Laing makes the comparison numerous times to a pair of binoculars, saying that the QuickTake 100 looks more like a surveyor's tool. A collaboration between Apple and Kodak gave birth to the QuickTake 100 and 150, requiring Kodak to manufacture the camera, but with Apple controlling the industrial design, interface, and branding. Apple's final foray into compact cameras in 1996, the QuickTake 200, was a collaboration with Fujifilm.
Laing managed to find one of these rare gems for just £40 (approximately $48 / AU$71) on eBay, almost 30 years later. The camera has just a single megabyte of internal storage, and can only accommodate around eight photos at a time if the higher-quality image type is selected. Without an LCD screen, you also can't preview your images until it is connected to a computer – aren't we lucky to have it so easy!

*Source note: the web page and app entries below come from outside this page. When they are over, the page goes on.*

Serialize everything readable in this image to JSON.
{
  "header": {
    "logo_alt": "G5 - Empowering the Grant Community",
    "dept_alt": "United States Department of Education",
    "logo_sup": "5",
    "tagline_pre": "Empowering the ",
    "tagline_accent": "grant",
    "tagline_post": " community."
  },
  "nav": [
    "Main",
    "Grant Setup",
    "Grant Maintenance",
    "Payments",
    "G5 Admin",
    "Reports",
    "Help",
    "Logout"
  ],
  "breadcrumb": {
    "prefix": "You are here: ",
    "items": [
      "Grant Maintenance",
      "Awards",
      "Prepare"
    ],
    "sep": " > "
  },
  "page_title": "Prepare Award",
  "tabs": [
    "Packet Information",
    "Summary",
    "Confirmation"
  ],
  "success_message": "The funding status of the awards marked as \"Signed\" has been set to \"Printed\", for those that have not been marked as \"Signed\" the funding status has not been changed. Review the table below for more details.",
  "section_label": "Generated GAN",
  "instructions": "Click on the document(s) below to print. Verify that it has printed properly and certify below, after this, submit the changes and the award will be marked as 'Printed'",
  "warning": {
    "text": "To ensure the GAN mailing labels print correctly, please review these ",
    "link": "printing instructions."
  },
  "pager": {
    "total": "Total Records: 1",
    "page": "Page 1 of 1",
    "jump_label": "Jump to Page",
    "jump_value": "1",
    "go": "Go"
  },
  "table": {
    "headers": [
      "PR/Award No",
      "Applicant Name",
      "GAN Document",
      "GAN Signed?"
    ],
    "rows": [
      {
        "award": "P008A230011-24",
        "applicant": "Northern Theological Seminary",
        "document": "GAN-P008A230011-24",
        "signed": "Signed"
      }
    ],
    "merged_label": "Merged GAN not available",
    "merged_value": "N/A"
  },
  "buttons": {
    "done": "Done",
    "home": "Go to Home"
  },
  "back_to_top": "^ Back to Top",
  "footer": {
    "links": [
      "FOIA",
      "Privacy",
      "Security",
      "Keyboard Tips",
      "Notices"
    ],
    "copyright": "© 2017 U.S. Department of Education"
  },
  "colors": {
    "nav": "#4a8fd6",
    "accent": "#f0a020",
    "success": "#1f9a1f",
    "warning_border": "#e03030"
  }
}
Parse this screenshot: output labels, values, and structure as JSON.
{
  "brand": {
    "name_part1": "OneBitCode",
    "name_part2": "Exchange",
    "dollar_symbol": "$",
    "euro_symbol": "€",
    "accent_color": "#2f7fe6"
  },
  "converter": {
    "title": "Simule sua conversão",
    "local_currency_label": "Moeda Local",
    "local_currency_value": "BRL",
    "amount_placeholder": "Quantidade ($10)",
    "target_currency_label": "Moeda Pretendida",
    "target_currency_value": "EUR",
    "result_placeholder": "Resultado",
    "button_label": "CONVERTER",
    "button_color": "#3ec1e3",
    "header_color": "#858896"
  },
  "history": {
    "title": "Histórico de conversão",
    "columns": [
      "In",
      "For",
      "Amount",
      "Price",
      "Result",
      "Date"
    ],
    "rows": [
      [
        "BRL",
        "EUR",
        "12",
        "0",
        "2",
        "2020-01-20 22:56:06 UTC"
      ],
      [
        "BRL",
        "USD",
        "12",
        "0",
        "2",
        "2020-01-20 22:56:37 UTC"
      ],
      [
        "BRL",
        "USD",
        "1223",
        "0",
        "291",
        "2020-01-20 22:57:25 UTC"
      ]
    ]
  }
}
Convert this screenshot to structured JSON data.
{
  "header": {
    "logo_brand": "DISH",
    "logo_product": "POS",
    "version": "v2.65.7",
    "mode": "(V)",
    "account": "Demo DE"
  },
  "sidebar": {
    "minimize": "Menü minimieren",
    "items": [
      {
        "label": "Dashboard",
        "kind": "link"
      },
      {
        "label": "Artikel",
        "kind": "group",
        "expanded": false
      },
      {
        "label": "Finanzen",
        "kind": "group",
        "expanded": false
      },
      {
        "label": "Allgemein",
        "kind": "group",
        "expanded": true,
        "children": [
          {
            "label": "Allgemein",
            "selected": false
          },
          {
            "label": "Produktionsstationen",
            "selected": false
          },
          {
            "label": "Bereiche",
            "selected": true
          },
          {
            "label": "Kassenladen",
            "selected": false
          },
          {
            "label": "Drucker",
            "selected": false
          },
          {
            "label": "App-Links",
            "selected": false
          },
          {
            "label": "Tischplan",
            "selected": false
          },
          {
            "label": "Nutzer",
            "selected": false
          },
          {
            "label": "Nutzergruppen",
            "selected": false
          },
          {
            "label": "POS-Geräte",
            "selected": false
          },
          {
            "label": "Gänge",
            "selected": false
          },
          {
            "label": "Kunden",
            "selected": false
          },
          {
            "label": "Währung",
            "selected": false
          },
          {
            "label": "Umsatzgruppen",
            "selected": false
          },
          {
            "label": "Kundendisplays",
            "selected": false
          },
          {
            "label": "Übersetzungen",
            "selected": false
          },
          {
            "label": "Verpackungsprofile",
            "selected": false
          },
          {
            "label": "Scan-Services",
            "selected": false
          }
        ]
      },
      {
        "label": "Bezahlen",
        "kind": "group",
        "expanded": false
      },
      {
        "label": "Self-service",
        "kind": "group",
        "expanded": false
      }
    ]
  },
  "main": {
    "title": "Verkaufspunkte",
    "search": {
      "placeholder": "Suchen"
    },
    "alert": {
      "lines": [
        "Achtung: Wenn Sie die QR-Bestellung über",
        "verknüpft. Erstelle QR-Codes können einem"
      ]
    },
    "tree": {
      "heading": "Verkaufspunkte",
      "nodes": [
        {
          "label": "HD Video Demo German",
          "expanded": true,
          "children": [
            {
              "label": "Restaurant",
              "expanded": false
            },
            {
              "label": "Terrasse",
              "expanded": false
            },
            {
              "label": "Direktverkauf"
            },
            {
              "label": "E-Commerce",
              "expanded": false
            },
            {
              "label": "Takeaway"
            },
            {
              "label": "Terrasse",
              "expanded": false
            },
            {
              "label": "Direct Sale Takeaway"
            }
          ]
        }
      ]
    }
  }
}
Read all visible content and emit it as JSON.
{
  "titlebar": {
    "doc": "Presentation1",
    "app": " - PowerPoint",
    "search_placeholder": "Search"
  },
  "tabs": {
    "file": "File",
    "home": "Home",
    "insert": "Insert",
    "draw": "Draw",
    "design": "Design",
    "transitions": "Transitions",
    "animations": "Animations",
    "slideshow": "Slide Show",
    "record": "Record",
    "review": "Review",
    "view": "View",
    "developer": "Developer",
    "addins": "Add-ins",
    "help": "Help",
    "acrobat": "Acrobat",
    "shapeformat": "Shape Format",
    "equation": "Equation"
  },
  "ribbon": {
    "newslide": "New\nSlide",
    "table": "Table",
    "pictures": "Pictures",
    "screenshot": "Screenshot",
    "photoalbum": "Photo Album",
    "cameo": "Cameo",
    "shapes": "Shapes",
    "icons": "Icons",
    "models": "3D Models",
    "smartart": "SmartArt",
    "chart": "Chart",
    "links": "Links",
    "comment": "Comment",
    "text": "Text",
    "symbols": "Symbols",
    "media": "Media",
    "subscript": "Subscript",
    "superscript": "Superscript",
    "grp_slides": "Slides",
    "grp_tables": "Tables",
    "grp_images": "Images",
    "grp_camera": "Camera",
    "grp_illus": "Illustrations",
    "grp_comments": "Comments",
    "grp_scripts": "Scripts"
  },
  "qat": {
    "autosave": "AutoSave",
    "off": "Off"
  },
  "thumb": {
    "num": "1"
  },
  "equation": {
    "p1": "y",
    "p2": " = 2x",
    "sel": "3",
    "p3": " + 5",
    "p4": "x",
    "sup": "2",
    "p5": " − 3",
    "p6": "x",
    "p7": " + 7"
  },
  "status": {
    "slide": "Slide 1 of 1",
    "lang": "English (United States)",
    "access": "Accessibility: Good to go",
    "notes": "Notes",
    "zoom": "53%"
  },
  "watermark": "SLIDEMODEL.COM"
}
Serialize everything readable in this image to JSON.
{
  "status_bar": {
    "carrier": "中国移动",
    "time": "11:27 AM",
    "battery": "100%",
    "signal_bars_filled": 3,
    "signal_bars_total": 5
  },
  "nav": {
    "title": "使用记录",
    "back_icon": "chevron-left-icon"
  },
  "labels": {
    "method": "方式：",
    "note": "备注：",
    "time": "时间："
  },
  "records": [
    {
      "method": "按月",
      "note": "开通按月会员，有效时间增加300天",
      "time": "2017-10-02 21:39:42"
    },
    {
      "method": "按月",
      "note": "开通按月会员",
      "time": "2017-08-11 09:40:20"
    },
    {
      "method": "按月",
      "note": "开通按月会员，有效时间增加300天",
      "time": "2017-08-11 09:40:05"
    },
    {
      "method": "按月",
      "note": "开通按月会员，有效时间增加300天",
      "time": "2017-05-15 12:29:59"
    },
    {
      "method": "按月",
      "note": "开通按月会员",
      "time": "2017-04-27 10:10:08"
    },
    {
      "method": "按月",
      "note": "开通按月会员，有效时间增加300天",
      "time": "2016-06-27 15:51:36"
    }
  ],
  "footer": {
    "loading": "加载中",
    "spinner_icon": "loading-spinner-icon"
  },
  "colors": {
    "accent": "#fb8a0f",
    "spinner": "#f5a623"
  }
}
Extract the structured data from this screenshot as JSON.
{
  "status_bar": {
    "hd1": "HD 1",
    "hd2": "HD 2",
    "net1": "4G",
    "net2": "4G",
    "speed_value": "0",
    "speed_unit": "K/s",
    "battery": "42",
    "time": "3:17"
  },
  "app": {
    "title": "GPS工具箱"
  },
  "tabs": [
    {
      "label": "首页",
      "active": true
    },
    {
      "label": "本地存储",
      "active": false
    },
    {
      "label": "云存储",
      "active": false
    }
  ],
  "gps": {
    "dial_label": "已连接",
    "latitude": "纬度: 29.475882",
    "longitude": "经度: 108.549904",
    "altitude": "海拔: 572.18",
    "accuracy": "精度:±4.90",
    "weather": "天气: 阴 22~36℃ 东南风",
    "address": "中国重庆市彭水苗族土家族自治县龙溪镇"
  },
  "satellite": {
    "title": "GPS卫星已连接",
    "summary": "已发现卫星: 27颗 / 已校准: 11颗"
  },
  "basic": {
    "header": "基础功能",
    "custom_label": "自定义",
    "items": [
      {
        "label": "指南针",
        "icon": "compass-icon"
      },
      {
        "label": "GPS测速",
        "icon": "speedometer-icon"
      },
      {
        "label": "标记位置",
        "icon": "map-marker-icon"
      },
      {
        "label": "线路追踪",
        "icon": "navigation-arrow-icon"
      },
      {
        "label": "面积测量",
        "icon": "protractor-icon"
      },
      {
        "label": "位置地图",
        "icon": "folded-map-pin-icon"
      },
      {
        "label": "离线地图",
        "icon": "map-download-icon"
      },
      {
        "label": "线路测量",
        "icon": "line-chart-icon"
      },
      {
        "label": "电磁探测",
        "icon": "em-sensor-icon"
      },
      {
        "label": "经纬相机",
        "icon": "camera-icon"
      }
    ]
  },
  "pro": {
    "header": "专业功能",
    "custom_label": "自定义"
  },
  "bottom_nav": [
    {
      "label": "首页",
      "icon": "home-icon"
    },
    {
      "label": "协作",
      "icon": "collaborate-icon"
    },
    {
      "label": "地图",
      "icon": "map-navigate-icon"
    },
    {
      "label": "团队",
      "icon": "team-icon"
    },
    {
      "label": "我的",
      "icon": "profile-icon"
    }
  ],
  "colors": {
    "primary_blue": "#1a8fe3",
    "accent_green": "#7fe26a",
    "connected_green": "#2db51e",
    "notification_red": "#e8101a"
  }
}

The hardest part of using this ancient camera in 2023, as Laing explains, is actually retrieving the photos. You'll need to source the original software that communicates with the camera, which can be found online, and also find an outdated computer that can run this software – and crucially, it has to be one with the correct port to physically connect to the camera.
Thankfully, after an attempt with an emulator had failed, Laing was able to use a much older device in the form of a Mac PowerBook 165 that he purchased cheap, and a Windows 98 system that he built himself using an outdated motherboard, a serial cable, and a CF card to connect to the Apple camera.
Once transferred, the files are stored in the proprietary QTK format as opposed to JPEG, unknown by modern software. The QuickTake 100 was initially a Mac-only device until a Windows-compatible version was released a year later, which enabled you to shoot tethered with the camera.
Laing's images from Brighton captured using the QuickTake 100 are actually pretty great, and work well all things considered. While they aren't the best quality images, the effect seems to blend both digital and film into a nostalgic time capsule.
Would you ever go through the trouble of using an older device for photography? Some people have been modding GameBoy Cameras to work in the modern era. Awesome or silly nostalgia-chasing? Either way, it's a great blast from the past!